Aim of the exercise → The complete set of records should be given again verbatim.

Data supplied →
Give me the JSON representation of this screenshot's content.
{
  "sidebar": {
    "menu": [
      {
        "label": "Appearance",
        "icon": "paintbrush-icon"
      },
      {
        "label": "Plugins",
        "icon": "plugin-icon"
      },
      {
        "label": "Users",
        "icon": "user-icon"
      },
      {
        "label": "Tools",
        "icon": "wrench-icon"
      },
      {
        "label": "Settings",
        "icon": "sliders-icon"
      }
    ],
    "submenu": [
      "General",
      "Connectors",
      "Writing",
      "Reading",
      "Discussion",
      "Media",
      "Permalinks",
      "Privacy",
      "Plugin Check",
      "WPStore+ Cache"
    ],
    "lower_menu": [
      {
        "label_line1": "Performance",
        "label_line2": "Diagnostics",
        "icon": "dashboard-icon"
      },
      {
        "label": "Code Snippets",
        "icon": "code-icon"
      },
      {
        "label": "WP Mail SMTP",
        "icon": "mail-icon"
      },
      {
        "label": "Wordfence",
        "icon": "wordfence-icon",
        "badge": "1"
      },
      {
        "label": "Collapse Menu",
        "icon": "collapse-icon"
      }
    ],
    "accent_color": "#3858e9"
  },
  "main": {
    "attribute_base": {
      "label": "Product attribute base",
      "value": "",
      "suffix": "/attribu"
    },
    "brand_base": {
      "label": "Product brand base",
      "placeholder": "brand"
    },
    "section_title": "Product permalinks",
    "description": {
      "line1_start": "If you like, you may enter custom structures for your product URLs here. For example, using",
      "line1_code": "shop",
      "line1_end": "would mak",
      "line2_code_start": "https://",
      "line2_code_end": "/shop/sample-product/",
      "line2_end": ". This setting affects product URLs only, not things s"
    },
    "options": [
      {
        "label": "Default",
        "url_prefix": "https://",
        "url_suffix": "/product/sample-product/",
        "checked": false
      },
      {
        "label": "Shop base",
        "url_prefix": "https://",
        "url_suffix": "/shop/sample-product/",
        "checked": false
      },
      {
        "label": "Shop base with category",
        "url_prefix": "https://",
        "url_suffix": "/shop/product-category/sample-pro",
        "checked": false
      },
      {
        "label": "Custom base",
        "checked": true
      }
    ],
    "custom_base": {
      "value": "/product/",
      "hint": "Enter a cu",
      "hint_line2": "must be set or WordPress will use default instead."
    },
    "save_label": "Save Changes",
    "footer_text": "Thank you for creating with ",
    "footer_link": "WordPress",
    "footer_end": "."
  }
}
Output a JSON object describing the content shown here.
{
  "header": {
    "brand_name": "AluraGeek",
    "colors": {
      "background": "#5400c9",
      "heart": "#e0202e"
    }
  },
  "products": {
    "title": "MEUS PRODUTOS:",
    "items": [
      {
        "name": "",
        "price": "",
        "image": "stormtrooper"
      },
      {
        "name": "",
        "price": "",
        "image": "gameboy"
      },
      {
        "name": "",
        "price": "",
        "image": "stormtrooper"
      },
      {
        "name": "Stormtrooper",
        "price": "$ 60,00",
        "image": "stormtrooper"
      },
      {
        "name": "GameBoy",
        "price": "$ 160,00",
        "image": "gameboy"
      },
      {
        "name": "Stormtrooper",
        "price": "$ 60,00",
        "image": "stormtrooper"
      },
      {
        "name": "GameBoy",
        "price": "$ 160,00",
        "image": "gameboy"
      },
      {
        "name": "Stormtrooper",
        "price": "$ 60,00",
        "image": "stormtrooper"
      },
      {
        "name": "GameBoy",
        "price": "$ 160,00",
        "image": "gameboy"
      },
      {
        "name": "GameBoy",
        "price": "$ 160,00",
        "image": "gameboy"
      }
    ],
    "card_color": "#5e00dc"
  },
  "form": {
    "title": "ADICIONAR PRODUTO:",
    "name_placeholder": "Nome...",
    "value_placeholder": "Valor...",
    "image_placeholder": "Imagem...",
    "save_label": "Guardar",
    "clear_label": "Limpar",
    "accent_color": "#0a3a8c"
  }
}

Answer for the task →
Give me the JSON representation of this screenshot's content.
{
  "sidebar": {
    "menu": [
      {
        "label": "Appearance",
        "icon": "paintbrush-icon"
      },
      {
        "label": "Plugins",
        "icon": "plugin-icon"
      },
      {
        "label": "Users",
        "icon": "user-icon"
      },
      {
        "label": "Tools",
        "icon": "wrench-icon"
      },
      {
        "label": "Settings",
        "icon": "sliders-icon"
      }
    ],
    "submenu": [
      "General",
      "Connectors",
      "Writing",
      "Reading",
      "Discussion",
      "Media",
      "Permalinks",
      "Privacy",
      "Plugin Check",
      "WPStore+ Cache"
    ],
    "lower_menu": [
      {
        "label_line1": "Performance",
        "label_line2": "Diagnostics",
        "icon": "dashboard-icon"
      },
      {
        "label": "Code Snippets",
        "icon": "code-icon"
      },
      {
        "label": "WP Mail SMTP",
        "icon": "mail-icon"
      },
      {
        "label": "Wordfence",
        "icon": "wordfence-icon",
        "badge": "1"
      },
      {
        "label": "Collapse Menu",
        "icon": "collapse-icon"
      }
    ],
    "accent_color": "#3858e9"
  },
  "main": {
    "attribute_base": {
      "label": "Product attribute base",
      "value": "",
      "suffix": "/attribu"
    },
    "brand_base": {
      "label": "Product brand base",
      "placeholder": "brand"
    },
    "section_title": "Product permalinks",
    "description": {
      "line1_start": "If you like, you may enter custom structures for your product URLs here. For example, using",
      "line1_code": "shop",
      "line1_end": "would mak",
      "line2_code_start": "https://",
      "line2_code_end": "/shop/sample-product/",
      "line2_end": ". This setting affects product URLs only, not things s"
    },
    "options": [
      {
        "label": "Default",
        "url_prefix": "https://",
        "url_suffix": "/product/sample-product/",
        "checked": false
      },
      {
        "label": "Shop base",
        "url_prefix": "https://",
        "url_suffix": "/shop/sample-product/",
        "checked": false
      },
      {
        "label": "Shop base with category",
        "url_prefix": "https://",
        "url_suffix": "/shop/product-category/sample-pro",
        "checked": false
      },
      {
        "label": "Custom base",
        "checked": true
      }
    ],
    "custom_base": {
      "value": "/product/",
      "hint": "Enter a cu",
      "hint_line2": "must be set or WordPress will use default instead."
    },
    "save_label": "Save Changes",
    "footer_text": "Thank you for creating with ",
    "footer_link": "WordPress",
    "footer_end": "."
  }
}
Output a JSON object describing the content shown here.
{
  "header": {
    "brand_name": "AluraGeek",
    "colors": {
      "background": "#5400c9",
      "heart": "#e0202e"
    }
  },
  "products": {
    "title": "MEUS PRODUTOS:",
    "items": [
      {
        "name": "",
        "price": "",
        "image": "stormtrooper"
      },
      {
        "name": "",
        "price": "",
        "image": "gameboy"
      },
      {
        "name": "",
        "price": "",
        "image": "stormtrooper"
      },
      {
        "name": "Stormtrooper",
        "price": "$ 60,00",
        "image": "stormtrooper"
      },
      {
        "name": "GameBoy",
        "price": "$ 160,00",
        "image": "gameboy"
      },
      {
        "name": "Stormtrooper",
        "price": "$ 60,00",
        "image": "stormtrooper"
      },
      {
        "name": "GameBoy",
        "price": "$ 160,00",
        "image": "gameboy"
      },
      {
        "name": "Stormtrooper",
        "price": "$ 60,00",
        "image": "stormtrooper"
      },
      {
        "name": "GameBoy",
        "price": "$ 160,00",
        "image": "gameboy"
      },
      {
        "name": "GameBoy",
        "price": "$ 160,00",
        "image": "gameboy"
      }
    ],
    "card_color": "#5e00dc"
  },
  "form": {
    "title": "ADICIONAR PRODUTO:",
    "name_placeholder": "Nome...",
    "value_placeholder": "Valor...",
    "image_placeholder": "Imagem...",
    "save_label": "Guardar",
    "clear_label": "Limpar",
    "accent_color": "#0a3a8c"
  }
}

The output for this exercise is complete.